What math placement test does Owens Community College use?
Owens Community College uses the ACCUPLACER math placement test. To review for the test, you’ll want a study guide that includes comprehensive instruction, guided practice, and interactive tests. For most students, test prep books and practice questions are not enough, and classes and tutors are too expensive. Fortunately, online courses now offer a balance of affordability and effectiveness.
Do I need to take the ACCUPLACER math placement test at Owens Community College?
Most students at Owens Community College will need to take the ACCUPLACER math placement test. However, if you think you might have a high enough score on the SAT or ACT to be exempt from taking the placement test, check online or contact your testing center.
What type of math is on the Owens Community College math placement test?
The math on the Owens Community College ACCUPLACER placement test covers Pre-Algebra, Algebra, and Geometry. Make sure your preparation only includes the topics on the test - nothing more and nothing less. The best test prep courses emphasize efficiency.
Is the math on the Owens Community College placement test hard?
The ACCUPLACER math placement test at Owens Community College isn’t hard if you receive the necessary individualized instruction when preparing for the test. With a study guide that has a math tutor built into the program, you’ll get all the help you need.
Does Owens Community College accept CLEP?
Yes, Owens Community College accepts CLEP credits. For example, students who pass the CLEP College Algebra may be able to receive course credit at Owens Community College.
What is Owens Community College known for?
Owens Community College, which has possessed accreditation through the Higher Learning Commission since 1976, takes its name from the inventor of the Owens Bottle Machine, Michael J. Owens. The school has a campus and a downtown Learning Center in Toledo, Ohio. Additionally, it has maintained a campus in Findlay since 1983. A number of complete programs are available through this latter campus, including a social work concentration degree program and a pipe welding certificate. The college’s total enrollment for the fall semester of 2018 was 7,748 students, of which approximately 4,467 were considered to be full time students. Furthermore, the college maintains relationships with many area high schools to ensure the smooth continuation of career technical education.

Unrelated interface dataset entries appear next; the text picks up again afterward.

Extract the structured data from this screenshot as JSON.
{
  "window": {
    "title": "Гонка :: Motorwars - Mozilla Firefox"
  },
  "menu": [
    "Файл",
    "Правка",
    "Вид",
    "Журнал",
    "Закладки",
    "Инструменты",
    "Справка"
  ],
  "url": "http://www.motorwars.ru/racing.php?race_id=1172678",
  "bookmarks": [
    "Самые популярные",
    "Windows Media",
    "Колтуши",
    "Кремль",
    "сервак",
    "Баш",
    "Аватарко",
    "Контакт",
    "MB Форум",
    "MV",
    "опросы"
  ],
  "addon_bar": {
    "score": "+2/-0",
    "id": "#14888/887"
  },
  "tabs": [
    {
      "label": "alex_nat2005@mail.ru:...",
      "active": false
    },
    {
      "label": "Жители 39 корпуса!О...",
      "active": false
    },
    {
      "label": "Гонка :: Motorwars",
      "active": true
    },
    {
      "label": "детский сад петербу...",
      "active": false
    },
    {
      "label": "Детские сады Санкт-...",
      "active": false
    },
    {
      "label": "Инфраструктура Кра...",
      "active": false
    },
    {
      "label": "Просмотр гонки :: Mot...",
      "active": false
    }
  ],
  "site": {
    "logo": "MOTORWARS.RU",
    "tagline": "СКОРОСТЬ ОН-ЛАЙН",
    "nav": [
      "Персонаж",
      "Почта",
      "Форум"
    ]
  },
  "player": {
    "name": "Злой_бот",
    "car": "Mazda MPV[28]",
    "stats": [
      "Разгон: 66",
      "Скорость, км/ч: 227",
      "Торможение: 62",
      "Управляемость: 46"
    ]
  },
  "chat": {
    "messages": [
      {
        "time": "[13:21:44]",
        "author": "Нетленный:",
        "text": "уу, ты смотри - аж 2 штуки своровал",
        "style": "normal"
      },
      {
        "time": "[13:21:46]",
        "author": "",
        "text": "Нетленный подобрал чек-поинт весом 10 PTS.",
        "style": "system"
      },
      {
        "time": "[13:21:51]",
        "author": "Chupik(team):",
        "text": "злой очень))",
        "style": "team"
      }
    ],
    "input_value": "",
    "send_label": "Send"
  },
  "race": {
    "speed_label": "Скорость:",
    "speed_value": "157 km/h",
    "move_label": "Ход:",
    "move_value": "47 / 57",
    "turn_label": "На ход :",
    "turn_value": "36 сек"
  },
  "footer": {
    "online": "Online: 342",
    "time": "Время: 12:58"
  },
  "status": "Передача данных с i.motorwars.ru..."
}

Transcripts, including GPA, or an official report from the GED are typically sent when applying to the college. Prior to course placement, incoming students will take the ACCUPLACER placement exam in English, reading, and math. SAT and ACT scores, if sufficiently high, may render placement tests unnecessary. In addition to articulation agreements and Career Technical Assurance Guides (CTAG), credit may be offered based on scores received on AP or CLEP exams.
Programs in the health fields have special requirements for admissions. Many, such as Dental Hygiene and Registered Nursing (RN), require scores from the TEAS (Test of Essential Academic Skills). The LPN/ADN progression program additionally requires an LN (Licensed Nurse) certificate. Cohorts of graduates of the college’s nursing program typically have high passing scores on the NCLEX-RN (National Council Licensure Exam-Registered Nurse) or NCLEX-PN (National Council Licensure Exam-Practical Nurse). Through its Department of Education and Human Services, the college offers an Associate of Applied Science (AAS) degree in Early Childhood Education Technology, which prepares graduates to work as paraprofessionals or in such programs as Head Start. The college also offers Associate of Arts (AA) degrees in certain areas of specialization. For example, students may choose the concentration in Music Education/Performance. The Education Transfer Concentration offers preparation for students who intend to continue their studies through a bachelor’s program and who will, ultimately, seek licensure. Depending on their area of specialization, those who seek certification in the state may need to take the Ohio Assessment for Educators and the Praxis in certain areas. Further, the ACTFL/LTI examinations may be necessary for those who intend to teach in the area of world languages.